In the wrist area, the carpal bones form a relatively narrow canal in which tendons, blood vessels and nerves run. This channel is delimited on the palm side by a very tight band of connective tissue. The increase in volume within the wrist canal - caused by injuries and tumors, but in most cases simply by swelling of the tissue - puts pressure on the structures running in the wrist canal. The nerve tissue, in the special case the median nerve, reacts most sensitively to an increase in pressure. Nerve conduction disorders occur.

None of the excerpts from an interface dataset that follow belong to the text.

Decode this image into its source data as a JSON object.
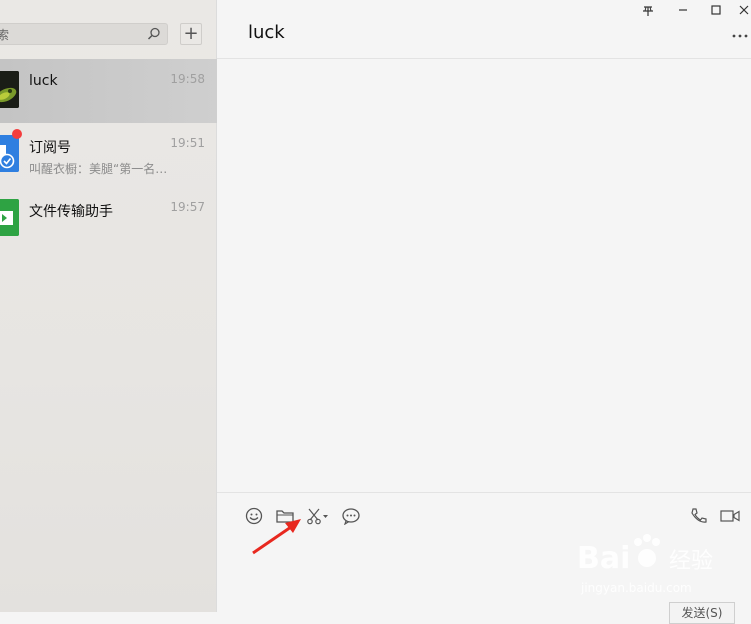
{
  "sidebar": {
    "search": {
      "label": "索",
      "value": "",
      "placeholder": ""
    },
    "add_label": "+",
    "chats": [
      {
        "name": "luck",
        "time": "19:58",
        "preview": "",
        "avatar": "photo-avatar",
        "selected": true,
        "badge": false
      },
      {
        "name": "订阅号",
        "time": "19:51",
        "preview": "叫醒衣橱：美腿“第一名…",
        "avatar": "subscription-icon",
        "selected": false,
        "badge": true
      },
      {
        "name": "文件传输助手",
        "time": "19:57",
        "preview": "",
        "avatar": "file-transfer-icon",
        "selected": false,
        "badge": false
      }
    ]
  },
  "chat": {
    "title": "luck",
    "toolbar": [
      "emoji-icon",
      "folder-icon",
      "scissors-icon",
      "chat-bubble-icon",
      "phone-icon",
      "video-icon"
    ],
    "send_label": "发送(S)"
  },
  "window_controls": [
    "pin-icon",
    "minimize-icon",
    "maximize-icon",
    "close-icon"
  ],
  "watermark": {
    "brand": "Bai",
    "brand2": "经验",
    "url": "jingyan.baidu.com"
  },
  "colors": {
    "accent_red": "#f43d3d",
    "file_green": "#2ea343",
    "subscription_blue": "#2f7fe0",
    "annotation_arrow": "#e8281f"
  }
}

These express themselves as sensory disturbances on the 1st to 3rd finger, pain in the hand that can radiate to the forearm, and possibly also lead to muscle weakness in the area of the ball of the thumb.
The decision to release a carpal tunnel requires well-founded decision-making and must be accompanied by detailed explanations and information.
Please arrange an initial appointment with us so that we can discuss your concerns in detail.
We look forward to your call on 03133/6100.